“The report acknowledges the recently updated frontline training programmes as a particular strength, and notes improved collaboration between Border Sector Agencies in recent years.
“Initial scoping is underway between Customs and MPI to look at opportunities for joint Border Sector training and recruitment. This will help to improve awareness of and understanding between frontline staff at the two agencies.”
Associate Education Minister Tim Macindoe is today, on World Refugee Day, welcoming the opening of new education facilities at the Mangere Refugee Resettlement Centre in Auckland.
“This $6.9 million project has delivered 12 new flexible learning spaces to replace classrooms which date back to World War II and were no longer fit for purpose,” says Mr Macindoe.
“Since 2013 the school has been operating from temporary buildings. The new learning facilities being opened today provide a permanent and modern learning environment which will help to raise educational and social outcomes for refugees of all ages in our country.
The school provides six-week courses ranging from early childhood education right through to adult education.
“The courses available at the school provide valuable skills for people of all ages to be successful in New Zealand. The skills taught range from acquisition of the English language, life skills, through to an introduction to New Zealand society and mainstream school curriculum.
“It is important that refugees are given the very best start in their new life in New Zealand, which is why we have ensured that the learning spaces at the centre are safe, inspiring and stimulating and that the courses provided are targeted and practical.
“The Government’s Refugee Resettlement Strategy includes objectives to both increase the number of refugees in paid employment and to improve the educational achievement of school leavers. Providing these new modern learning spaces will help to achieve that,” says Mr Macindoe.
The brand new buildings form the second stage of the rebuild of the refugee centre.
Houghton Valley School in Wellington will receive funding to build a new classroom as part of Budget 2017, Associate Education Minister Tim Macindoe announced today.
Mr Macindoe visited Houghton Valley School today to share the news with the school.
“Houghton Valley School’s roll has been increasing steadily. This new classroom will extend the school’s capacity and continue our commitment to expand the network in areas of ongoing population growth,” says Mr Macindoe.
“This additional classroom will complement work already underway at the school to remediate weather-tightness issues and provide students with modern, innovative classrooms that support students to learn and achieve.”
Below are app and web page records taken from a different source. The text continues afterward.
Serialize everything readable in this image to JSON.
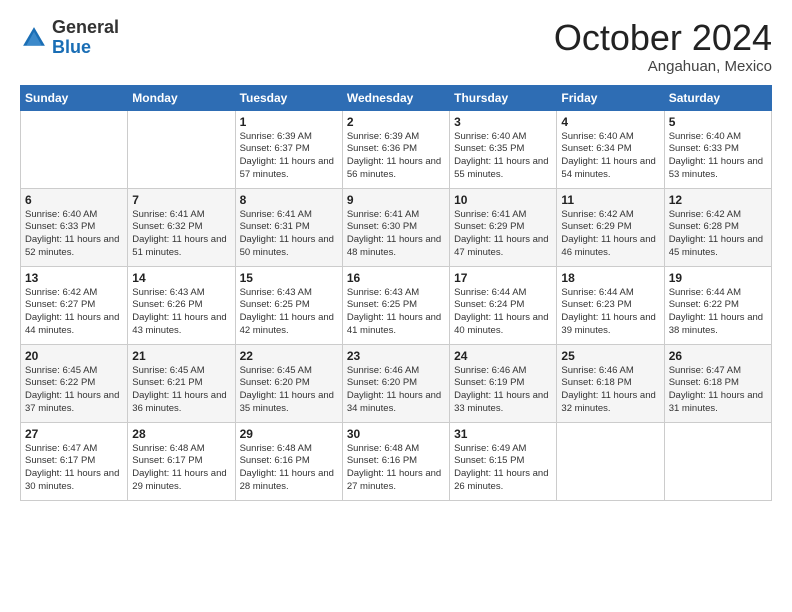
{
  "logo": {
    "general": "General",
    "blue": "Blue"
  },
  "title": "October 2024",
  "location": "Angahuan, Mexico",
  "days_of_week": [
    "Sunday",
    "Monday",
    "Tuesday",
    "Wednesday",
    "Thursday",
    "Friday",
    "Saturday"
  ],
  "weeks": [
    [
      {
        "day": "",
        "info": ""
      },
      {
        "day": "",
        "info": ""
      },
      {
        "day": "1",
        "info": "Sunrise: 6:39 AM\nSunset: 6:37 PM\nDaylight: 11 hours and 57 minutes."
      },
      {
        "day": "2",
        "info": "Sunrise: 6:39 AM\nSunset: 6:36 PM\nDaylight: 11 hours and 56 minutes."
      },
      {
        "day": "3",
        "info": "Sunrise: 6:40 AM\nSunset: 6:35 PM\nDaylight: 11 hours and 55 minutes."
      },
      {
        "day": "4",
        "info": "Sunrise: 6:40 AM\nSunset: 6:34 PM\nDaylight: 11 hours and 54 minutes."
      },
      {
        "day": "5",
        "info": "Sunrise: 6:40 AM\nSunset: 6:33 PM\nDaylight: 11 hours and 53 minutes."
      }
    ],
    [
      {
        "day": "6",
        "info": "Sunrise: 6:40 AM\nSunset: 6:33 PM\nDaylight: 11 hours and 52 minutes."
      },
      {
        "day": "7",
        "info": "Sunrise: 6:41 AM\nSunset: 6:32 PM\nDaylight: 11 hours and 51 minutes."
      },
      {
        "day": "8",
        "info": "Sunrise: 6:41 AM\nSunset: 6:31 PM\nDaylight: 11 hours and 50 minutes."
      },
      {
        "day": "9",
        "info": "Sunrise: 6:41 AM\nSunset: 6:30 PM\nDaylight: 11 hours and 48 minutes."
      },
      {
        "day": "10",
        "info": "Sunrise: 6:41 AM\nSunset: 6:29 PM\nDaylight: 11 hours and 47 minutes."
      },
      {
        "day": "11",
        "info": "Sunrise: 6:42 AM\nSunset: 6:29 PM\nDaylight: 11 hours and 46 minutes."
      },
      {
        "day": "12",
        "info": "Sunrise: 6:42 AM\nSunset: 6:28 PM\nDaylight: 11 hours and 45 minutes."
      }
    ],
    [
      {
        "day": "13",
        "info": "Sunrise: 6:42 AM\nSunset: 6:27 PM\nDaylight: 11 hours and 44 minutes."
      },
      {
        "day": "14",
        "info": "Sunrise: 6:43 AM\nSunset: 6:26 PM\nDaylight: 11 hours and 43 minutes."
      },
      {
        "day": "15",
        "info": "Sunrise: 6:43 AM\nSunset: 6:25 PM\nDaylight: 11 hours and 42 minutes."
      },
      {
        "day": "16",
        "info": "Sunrise: 6:43 AM\nSunset: 6:25 PM\nDaylight: 11 hours and 41 minutes."
      },
      {
        "day": "17",
        "info": "Sunrise: 6:44 AM\nSunset: 6:24 PM\nDaylight: 11 hours and 40 minutes."
      },
      {
        "day": "18",
        "info": "Sunrise: 6:44 AM\nSunset: 6:23 PM\nDaylight: 11 hours and 39 minutes."
      },
      {
        "day": "19",
        "info": "Sunrise: 6:44 AM\nSunset: 6:22 PM\nDaylight: 11 hours and 38 minutes."
      }
    ],
    [
      {
        "day": "20",
        "info": "Sunrise: 6:45 AM\nSunset: 6:22 PM\nDaylight: 11 hours and 37 minutes."
      },
      {
        "day": "21",
        "info": "Sunrise: 6:45 AM\nSunset: 6:21 PM\nDaylight: 11 hours and 36 minutes."
      },
      {
        "day": "22",
        "info": "Sunrise: 6:45 AM\nSunset: 6:20 PM\nDaylight: 11 hours and 35 minutes."
      },
      {
        "day": "23",
        "info": "Sunrise: 6:46 AM\nSunset: 6:20 PM\nDaylight: 11 hours and 34 minutes."
      },
      {
        "day": "24",
        "info": "Sunrise: 6:46 AM\nSunset: 6:19 PM\nDaylight: 11 hours and 33 minutes."
      },
      {
        "day": "25",
        "info": "Sunrise: 6:46 AM\nSunset: 6:18 PM\nDaylight: 11 hours and 32 minutes."
      },
      {
        "day": "26",
        "info": "Sunrise: 6:47 AM\nSunset: 6:18 PM\nDaylight: 11 hours and 31 minutes."
      }
    ],
    [
      {
        "day": "27",
        "info": "Sunrise: 6:47 AM\nSunset: 6:17 PM\nDaylight: 11 hours and 30 minutes."
      },
      {
        "day": "28",
        "info": "Sunrise: 6:48 AM\nSunset: 6:17 PM\nDaylight: 11 hours and 29 minutes."
      },
      {
        "day": "29",
        "info": "Sunrise: 6:48 AM\nSunset: 6:16 PM\nDaylight: 11 hours and 28 minutes."
      },
      {
        "day": "30",
        "info": "Sunrise: 6:48 AM\nSunset: 6:16 PM\nDaylight: 11 hours and 27 minutes."
      },
      {
        "day": "31",
        "info": "Sunrise: 6:49 AM\nSunset: 6:15 PM\nDaylight: 11 hours and 26 minutes."
      },
      {
        "day": "",
        "info": ""
      },
      {
        "day": "",
        "info": ""
      }
    ]
  ]
}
Today’s announcement is part of the first round of infrastructure investments being announced as part of this year’s Budget.
“Through Budget 2017 this Government is investing $456.5 million in education infrastructure, taking our overall commitment to extending and improving our schools in recent years to over $5 billion,” says Mr Macindoe.
“Last year, as part of Budget 2016, we committed around $8 million dollars of roll growth funding to the Wellington region to grow the network and directly support schools experiencing growth.”
It is expected that the new classroom will be operational in time for the 2019 school year.
Further announcements about Budget 2017 school property investments will be made over the next few weeks.